Only friends in low places would skip your wedding for a concert
Garth Brooks’ decision to begin his comeback tour in Dublin has caused an unprecedented level of hype among country music lovin’ adults of all ages, but has also thrown a spanner in the works for those planning events this summer.
And when I say ‘events’, what I mean, of course, is weddings. No other event is planned with such precision, such attention to detail and such all-out hysteria if something, no matter how minor, goes wrong.
So for blushing brides and gurning grooms all over Ireland who have spent the past few months choosing chair covers and practising the polka, the news that Garth was coming to town might not be the joy it is to thousands of line dancing fanatics.
Some of them, it seems, have the type of friends in low places who would rather go to a concert than to their wedding.
Corkwoman Leighann Riordan, faced with the prospect of 40 of her most ‘Shameless’ guests choosing to listen to the Oklahoma warbler’s croonings rather than her vows, has decided to embrace the trend and have a Garth-themed wedding instead. Well, you gotta do what you gotta do. And given that she’s a fan herself, perhaps it’s given her some inspiration to make the day that little bit different. Stetsons and cowboy boots all the way, and presumably the song choice for the first dance won’t take much consideration.
The sad fact of the matter for most couples is that, while your wedding is important to you and, hopefully, your immediate family, for most other people it probably comes somewhere between getting the car serviced and taking the dog to the groomer’s. If it’s in the summer, people will be trying to sandwich it between their favourite music festival and their week in Lanzarote, and the sooner they get the details, the better.
And it behoves the bride and groom (or bride and bride, or groom and groom, of course) to remember that.
Concerts, extreme weather and sporting events can all overshadow what women, in particular, are constantly told is ‘your’ special day. What most of us don’t twig is that when you’re told it’s ‘your’ special day by anyone other than a salesperson in the wedding industry, it’s code for “now stop boring me with the details” and “only you actually care whether the font on the invitations and on your wedding booklet is exactly the same or not, so shut up about it”.
(When you’re told it’s ‘your’ special day by someone trying to sell you a dress you can’t afford, a hummer or a handmade chocolate effigy of yourself to go on top of the cake, step away. Now.)
As one of the legions who got engaged over Christmas, I’m only too aware that when well-meaning enquirers’ eyes glaze over, it’s time to start telling them about something more interesting, like the new shade of paint on the kitchen wall, or maybe even how fast it’s drying.
Your special day, in many cases, is up there with, ‘the day Shergar went missing’, ‘that special day Dublin beat Mayo in the All Ireland final’, ‘the day Hayley died’ (although if you had a Monday wedding, you only have yourself to blame), or even ‘the day Ireland won the Triple Crown’.
That last one is courtesy of my rugby mad parents, who only remember their wedding anniversary because the Triple Crown happened that day too.
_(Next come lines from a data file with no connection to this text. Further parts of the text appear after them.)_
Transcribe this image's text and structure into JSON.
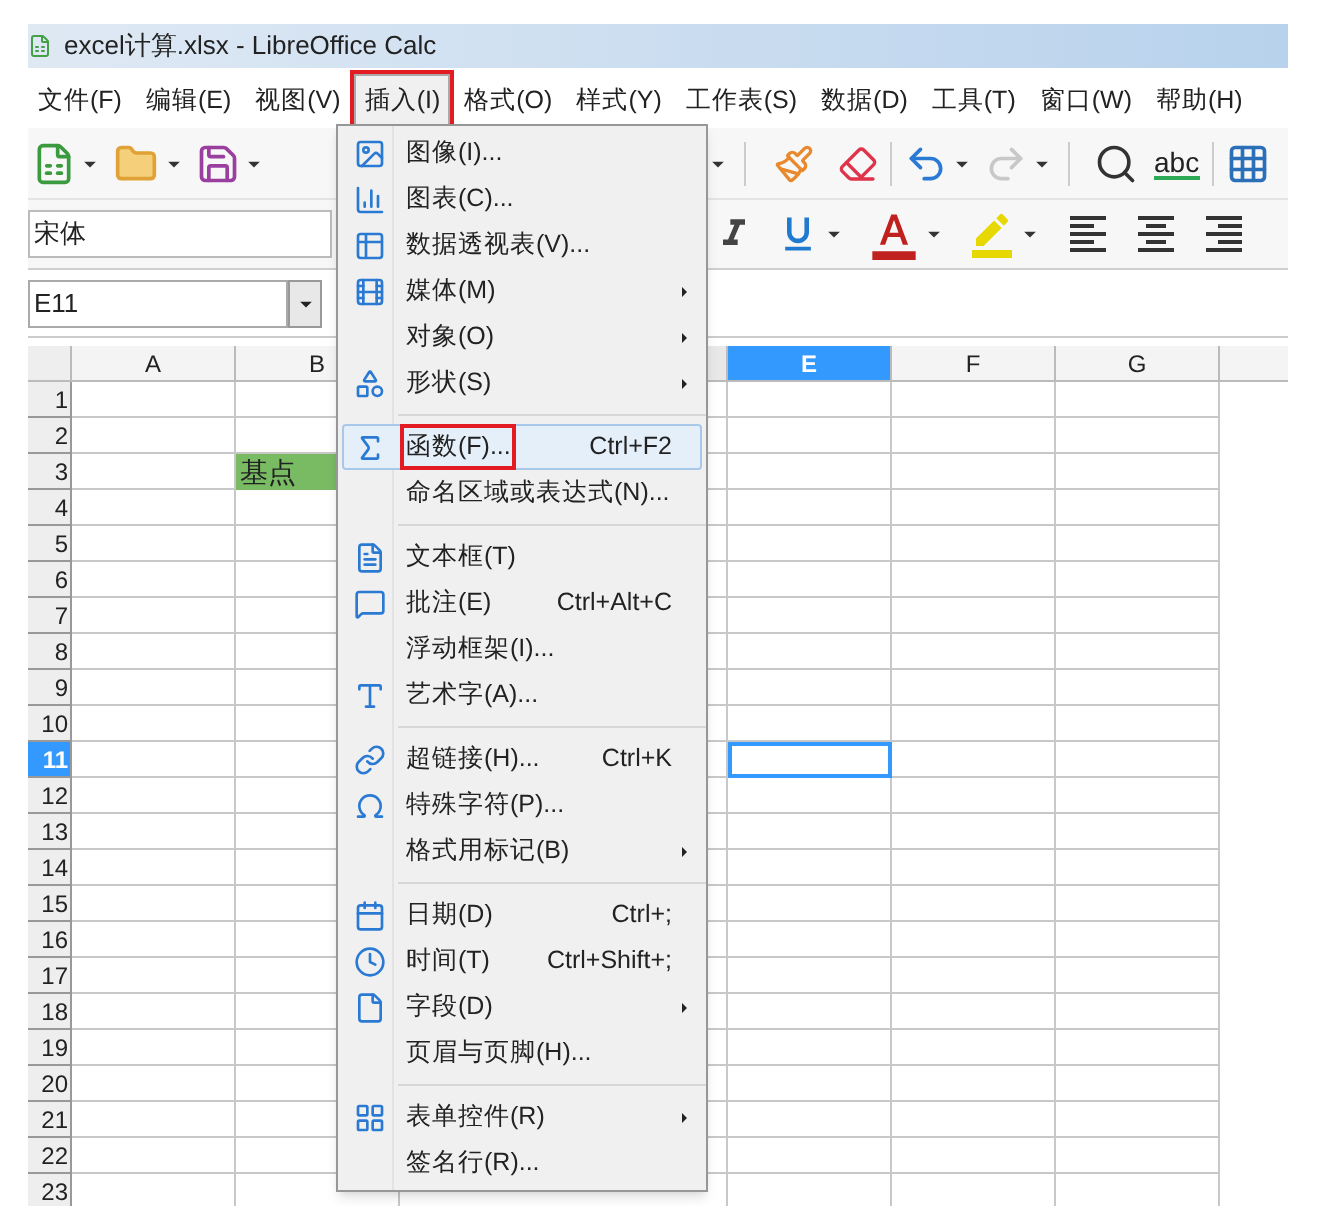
{
  "window": {
    "title": "excel计算.xlsx - LibreOffice Calc"
  },
  "menubar": [
    {
      "label": "文件(F)",
      "selected": false,
      "marked": false
    },
    {
      "label": "编辑(E)",
      "selected": false,
      "marked": false
    },
    {
      "label": "视图(V)",
      "selected": false,
      "marked": false
    },
    {
      "label": "插入(I)",
      "selected": true,
      "marked": true
    },
    {
      "label": "格式(O)",
      "selected": false,
      "marked": false
    },
    {
      "label": "样式(Y)",
      "selected": false,
      "marked": false
    },
    {
      "label": "工作表(S)",
      "selected": false,
      "marked": false
    },
    {
      "label": "数据(D)",
      "selected": false,
      "marked": false
    },
    {
      "label": "工具(T)",
      "selected": false,
      "marked": false
    },
    {
      "label": "窗口(W)",
      "selected": false,
      "marked": false
    },
    {
      "label": "帮助(H)",
      "selected": false,
      "marked": false
    }
  ],
  "toolbar": {
    "spellcheck_label": "abc",
    "redo_disabled": true
  },
  "format_bar": {
    "font_name": "宋体"
  },
  "name_box": {
    "value": "E11"
  },
  "insert_menu": [
    [
      {
        "label": "图像(I)...",
        "submenu": false,
        "selected": false,
        "marked": false
      },
      {
        "label": "图表(C)...",
        "submenu": false,
        "selected": false,
        "marked": false
      },
      {
        "label": "数据透视表(V)...",
        "submenu": false,
        "selected": false,
        "marked": false
      },
      {
        "label": "媒体(M)",
        "submenu": true,
        "selected": false,
        "marked": false
      },
      {
        "label": "对象(O)",
        "submenu": true,
        "selected": false,
        "marked": false
      },
      {
        "label": "形状(S)",
        "submenu": true,
        "selected": false,
        "marked": false
      }
    ],
    [
      {
        "label": "函数(F)...",
        "shortcut": "Ctrl+F2",
        "submenu": false,
        "selected": true,
        "marked": true
      },
      {
        "label": "命名区域或表达式(N)...",
        "submenu": false,
        "selected": false,
        "marked": false
      }
    ],
    [
      {
        "label": "文本框(T)",
        "submenu": false,
        "selected": false,
        "marked": false
      },
      {
        "label": "批注(E)",
        "shortcut": "Ctrl+Alt+C",
        "submenu": false,
        "selected": false,
        "marked": false
      },
      {
        "label": "浮动框架(I)...",
        "submenu": false,
        "selected": false,
        "marked": false
      },
      {
        "label": "艺术字(A)...",
        "submenu": false,
        "selected": false,
        "marked": false
      }
    ],
    [
      {
        "label": "超链接(H)...",
        "shortcut": "Ctrl+K",
        "submenu": false,
        "selected": false,
        "marked": false
      },
      {
        "label": "特殊字符(P)...",
        "submenu": false,
        "selected": false,
        "marked": false
      },
      {
        "label": "格式用标记(B)",
        "submenu": true,
        "selected": false,
        "marked": false
      }
    ],
    [
      {
        "label": "日期(D)",
        "shortcut": "Ctrl+;",
        "submenu": false,
        "selected": false,
        "marked": false
      },
      {
        "label": "时间(T)",
        "shortcut": "Ctrl+Shift+;",
        "submenu": false,
        "selected": false,
        "marked": false
      },
      {
        "label": "字段(D)",
        "submenu": true,
        "selected": false,
        "marked": false
      },
      {
        "label": "页眉与页脚(H)...",
        "submenu": false,
        "selected": false,
        "marked": false
      }
    ],
    [
      {
        "label": "表单控件(R)",
        "submenu": true,
        "selected": false,
        "marked": false
      },
      {
        "label": "签名行(R)...",
        "submenu": false,
        "selected": false,
        "marked": false
      }
    ]
  ],
  "sheet": {
    "columns": [
      {
        "label": "A",
        "selected": false
      },
      {
        "label": "B",
        "selected": false
      },
      {
        "kind": "hidden"
      },
      {
        "label": "E",
        "selected": true
      },
      {
        "label": "F",
        "selected": false
      },
      {
        "label": "G",
        "selected": false
      }
    ],
    "rows": [
      {
        "label": "1",
        "selected": false
      },
      {
        "label": "2",
        "selected": false
      },
      {
        "label": "3",
        "selected": false,
        "cells": [
          {
            "kind": "empty"
          },
          {
            "kind": "text",
            "text": "基点",
            "color": "#79bb63"
          }
        ]
      },
      {
        "label": "4",
        "selected": false
      },
      {
        "label": "5",
        "selected": false
      },
      {
        "label": "6",
        "selected": false
      },
      {
        "label": "7",
        "selected": false
      },
      {
        "label": "8",
        "selected": false
      },
      {
        "label": "9",
        "selected": false
      },
      {
        "label": "10",
        "selected": false
      },
      {
        "label": "11",
        "selected": true
      },
      {
        "label": "12",
        "selected": false
      },
      {
        "label": "13",
        "selected": false
      },
      {
        "label": "14",
        "selected": false
      },
      {
        "label": "15",
        "selected": false
      },
      {
        "label": "16",
        "selected": false
      },
      {
        "label": "17",
        "selected": false
      },
      {
        "label": "18",
        "selected": false
      },
      {
        "label": "19",
        "selected": false
      },
      {
        "label": "20",
        "selected": false
      },
      {
        "label": "21",
        "selected": false
      },
      {
        "label": "22",
        "selected": false
      },
      {
        "label": "23",
        "selected": false
      }
    ]
  }
}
In fact – much to the delight of the hotel staff, I assume – the dinner was delayed so everyone present could watch the match.
Rather than letting world events (if Garth’s second coming can be described as such) get in the way of your wedding, why not take a leaf out of their book? In other words, if your friends are in low places, it’s time to get down to their level.